Tanzania has said that it is yet to withdraw from the African Court of Human and People’s Rights.
The court, African Union’s apex human rights mechanism, has jurisdiction to hear cases alleging violations of the African Charter on Human and Peoples’ Rights.
Tanzania’s Foreign and EAC Minister Ms Liberata Mulamula said that the country did not withdraw but only wanted its citizens who were aggrieved to first exhaust the local court processes before proceeding to the African Court.
“We have not withdrawn from that court. But what we are saying is that let us start with our courts. If it doesn’t work, then we can proceed to the African Court,” said Ms Mulamula.
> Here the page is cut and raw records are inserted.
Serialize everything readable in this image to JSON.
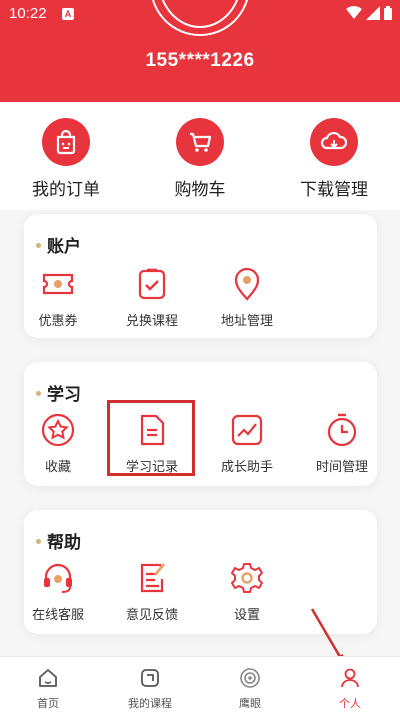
{
  "status_bar": {
    "time": "10:22",
    "indicator": "A",
    "icons": [
      "wifi-icon",
      "signal-icon",
      "battery-icon"
    ]
  },
  "profile": {
    "phone": "155****1226"
  },
  "quick_actions": [
    {
      "label": "我的订单",
      "icon": "bag-icon"
    },
    {
      "label": "购物车",
      "icon": "cart-icon"
    },
    {
      "label": "下载管理",
      "icon": "cloud-download-icon"
    }
  ],
  "sections": {
    "account": {
      "title": "账户",
      "items": [
        {
          "label": "优惠券",
          "icon": "coupon-icon"
        },
        {
          "label": "兑换课程",
          "icon": "exchange-icon"
        },
        {
          "label": "地址管理",
          "icon": "location-icon"
        }
      ]
    },
    "study": {
      "title": "学习",
      "items": [
        {
          "label": "收藏",
          "icon": "star-icon"
        },
        {
          "label": "学习记录",
          "icon": "document-icon"
        },
        {
          "label": "成长助手",
          "icon": "growth-chart-icon"
        },
        {
          "label": "时间管理",
          "icon": "timer-icon"
        }
      ]
    },
    "help": {
      "title": "帮助",
      "items": [
        {
          "label": "在线客服",
          "icon": "headset-icon"
        },
        {
          "label": "意见反馈",
          "icon": "feedback-icon"
        },
        {
          "label": "设置",
          "icon": "gear-icon"
        }
      ]
    }
  },
  "tabbar": [
    {
      "label": "首页",
      "icon": "home-icon"
    },
    {
      "label": "我的课程",
      "icon": "course-icon"
    },
    {
      "label": "鹰眼",
      "icon": "eye-icon"
    },
    {
      "label": "个人",
      "icon": "person-icon",
      "active": true
    }
  ],
  "colors": {
    "brand": "#e8343d",
    "accent_dot": "#d8b07a",
    "highlight": "#d32f2f"
  }
}
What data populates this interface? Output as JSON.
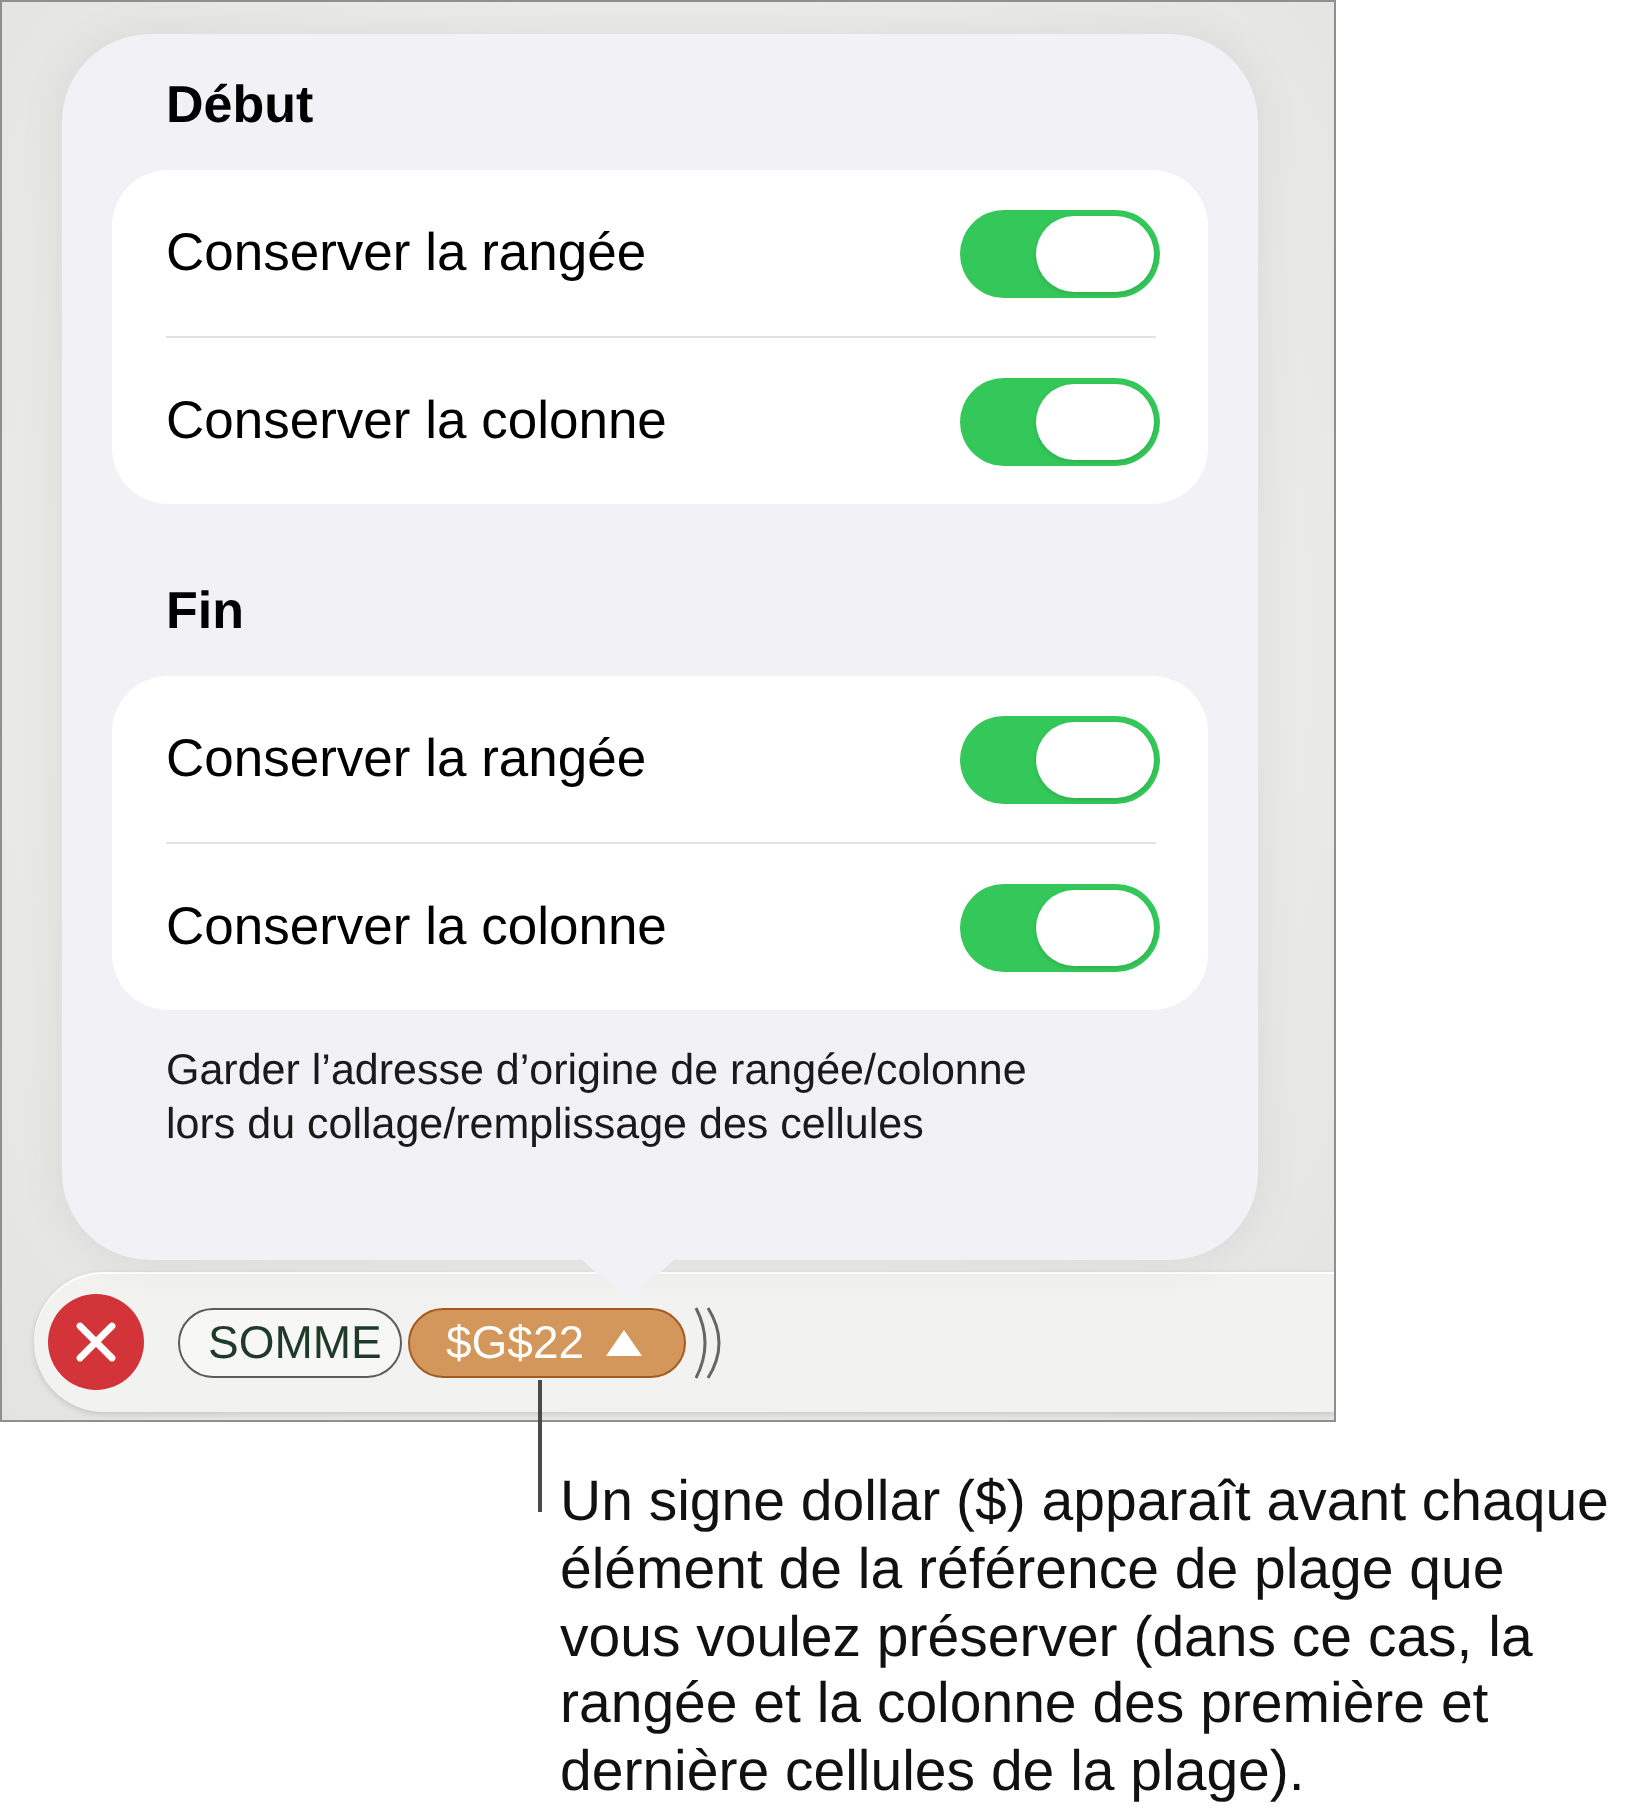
{
  "sections": [
    {
      "title": "Début",
      "rows": [
        {
          "label": "Conserver la rangée",
          "on": true
        },
        {
          "label": "Conserver la colonne",
          "on": true
        }
      ]
    },
    {
      "title": "Fin",
      "rows": [
        {
          "label": "Conserver la rangée",
          "on": true
        },
        {
          "label": "Conserver la colonne",
          "on": true
        }
      ]
    }
  ],
  "footnote": "Garder l’adresse d’origine de rangée/colonne\nlors du collage/remplissage des cellules",
  "formula_bar": {
    "tokens": [
      {
        "kind": "function",
        "text": "SOMME",
        "selected": false
      },
      {
        "kind": "reference",
        "text": "$G$22",
        "selected": true
      }
    ]
  },
  "callout": "Un signe dollar ($) apparaît avant chaque\nélément de la référence de plage que\nvous voulez préserver (dans ce cas, la\nrangée et la colonne des première et\ndernière cellules de la plage)."
}
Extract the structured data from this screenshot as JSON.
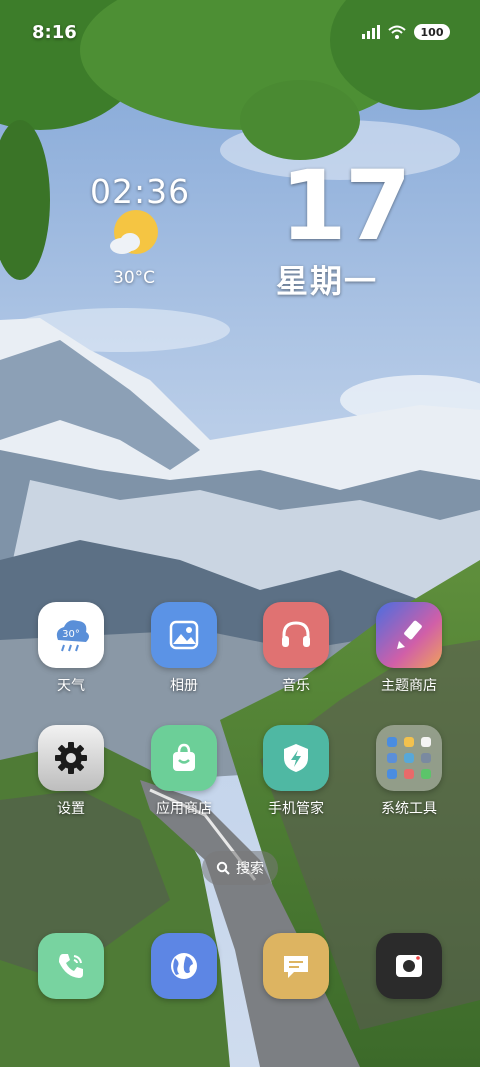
{
  "status_bar": {
    "time": "8:16",
    "battery": "100"
  },
  "clock_widget": {
    "time": "02:36",
    "temperature": "30°C",
    "weather_icon": "sunny-cloud-icon"
  },
  "date_widget": {
    "day": "17",
    "weekday": "星期一"
  },
  "apps_row1": [
    {
      "label": "天气",
      "icon": "weather-icon"
    },
    {
      "label": "相册",
      "icon": "gallery-icon"
    },
    {
      "label": "音乐",
      "icon": "headphones-icon"
    },
    {
      "label": "主题商店",
      "icon": "paintbrush-icon"
    }
  ],
  "apps_row2": [
    {
      "label": "设置",
      "icon": "gear-icon"
    },
    {
      "label": "应用商店",
      "icon": "shopping-bag-icon"
    },
    {
      "label": "手机管家",
      "icon": "shield-icon"
    },
    {
      "label": "系统工具",
      "icon": "folder-icon"
    }
  ],
  "search": {
    "label": "搜索"
  },
  "dock": [
    {
      "icon": "phone-icon"
    },
    {
      "icon": "browser-icon"
    },
    {
      "icon": "message-icon"
    },
    {
      "icon": "camera-icon"
    }
  ],
  "colors": {
    "weather_bg": "#ffffff",
    "gallery_bg": "#5b93e6",
    "music_bg": "#e07272",
    "settings_bg": "#d9d9d9",
    "store_bg": "#6ccf98",
    "manager_bg": "#4fb8a3",
    "phone_bg": "#78d3a0",
    "browser_bg": "#5d86e4",
    "message_bg": "#ddb461",
    "camera_bg": "#2b2b2b"
  }
}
The then Tanzania’s Minister for Foreign Affairs and East African Cooperation Prof Palamagamba Kabudi signed the notice of withdrawal on November 14, 2019 and deposited it with the African Union Commission chairperson on November 21.
A year later, the withdrawal, which took effect on November 22, 2020, barred individuals and non-governmental organisations (NGOs) from filing cases against Tanzania at the Arusha-based court.
But Ms Mulamula, who was recently appointed by President Samia Suluhu Hasan to replace Prof Kabudi, has said the reversal is not yet finalised.
“We have not withdrawn from the court, that is why Tanzania is still the headquarters of the court,” she said.
“We cannot withdraw and then at the same time still host the court’s headquarters.”
It is not clear whether Tanzania has written to the AU to reverse its 2019 decision that was fueled by president John Magufuli’s regime.
Ironically, the government of Tanzania has the highest number of cases filed by individuals and NGOs as well as judgments issued against it by the African Court.
According to records, out of the 70 decisions issued by the court by September 2019, 28 judgments, or 40 per cent, were on Tanzania.
The other African countries that have withdrawn their citizens' rights and NGOs to file cases to the court include Rwanda, Benin and Côte d’Ivoire.